Playing Super Bowl squares is supposed to be a harmless distraction, a bonding exercise that livens up life at work for a week or two, may offer a refresher in statistics and math, and leaves a handful of people with modest winnings from their gamble.
In Toronto this year, however, the story of a high-stakes game played by employees at the Toronto Stock Exchange has become a cautionary tale. One unnamed organizer lost $500,000 CAD in cash (US$375,00), the Globe and Mail reports (paywall); apparently he had been robbed.
Perhaps because this is Canada, there were no hard feelings. The Globe writes:
A number of pool participants who spoke to The Globe and Mail were granted anonymity because of their fears that their wagers were illegal. But none are particularly upset. In fact, they were uniformly sympathetic with the organizer and his plight.
Super Bowl squares: A game of pure chance
The American Gaming Association estimated that 1 in 10 Americans would place a Super Bowl bet this year, and that a total of nearly $6 billion would be wagered. Some bets would be placed through illegal bookies or offshore online betting sites, and millions through contests like a casual game of squares whether with friends or colleagues. (Note: Casual doesn’t mean legal in the US, or in Canada.)
The basic premise of squares is simple: Everyone who pays into the pool is assigned a numbered square on a 10 x 10 grid, on which the competing teams correspond with either the x or y axis. You win when the score after the first, second, or third quarter, or at the end of the game, matches the numbers in your square. For instance, if the score is 3-0 at half-time, and you “own” the 3-0 box, you’ll take home the prize for that round.
Sometimes the payouts are distributed evenly for each quarter, but many offices give the largest chunk of the pot money to the person whose square matches the final score.
In an average office, as the Globe reports, a square might cost $10 or $20. The Toronto game was not average: the cost of entry was $5,000 per square, paid “preferably in $100 bills.”
“Run by an old-school floor trader from the Toronto Stock Exchange, the private gambling affair is highly exclusive, and entry is open only to those with the right connections,” the Globe explains.
Where did the money go?
It’s still unclear exactly what happened to the money, which went missing a few days before the game and has not been reported to any of the local police agencies contacted by local reporters.
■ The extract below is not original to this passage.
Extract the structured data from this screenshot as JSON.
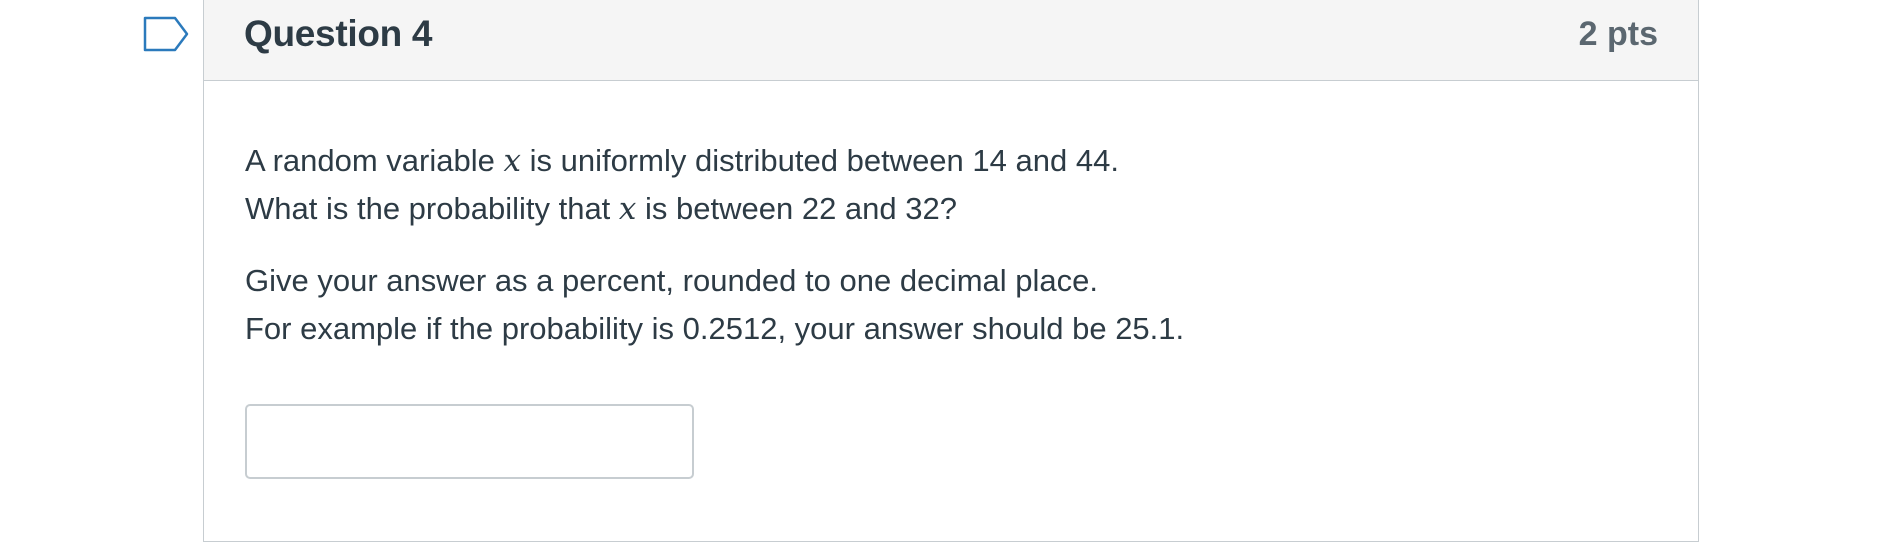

One source told the paper that he heard there was a robbery at a suburban home (it’s unclear whether it was the coordinator’s home), and another heard that “the house got trashed.”
The grand winner this year, who should be $300,000 richer today, was someone the Globe described as “a veteran real estate financier.” Even he had only sympathy for the organizer, who had emailed the group with an apology. “I appreciate everyone’s input and understanding given the unfortunate events leading to this and we will be making significant changes to the collection process going forward,” he wrote in a message the Globe obtained.
One of those changes will see the prize payouts reduced for games in the next four years, so that part of the collected money will go to this year’s winners as part of a repayment plan.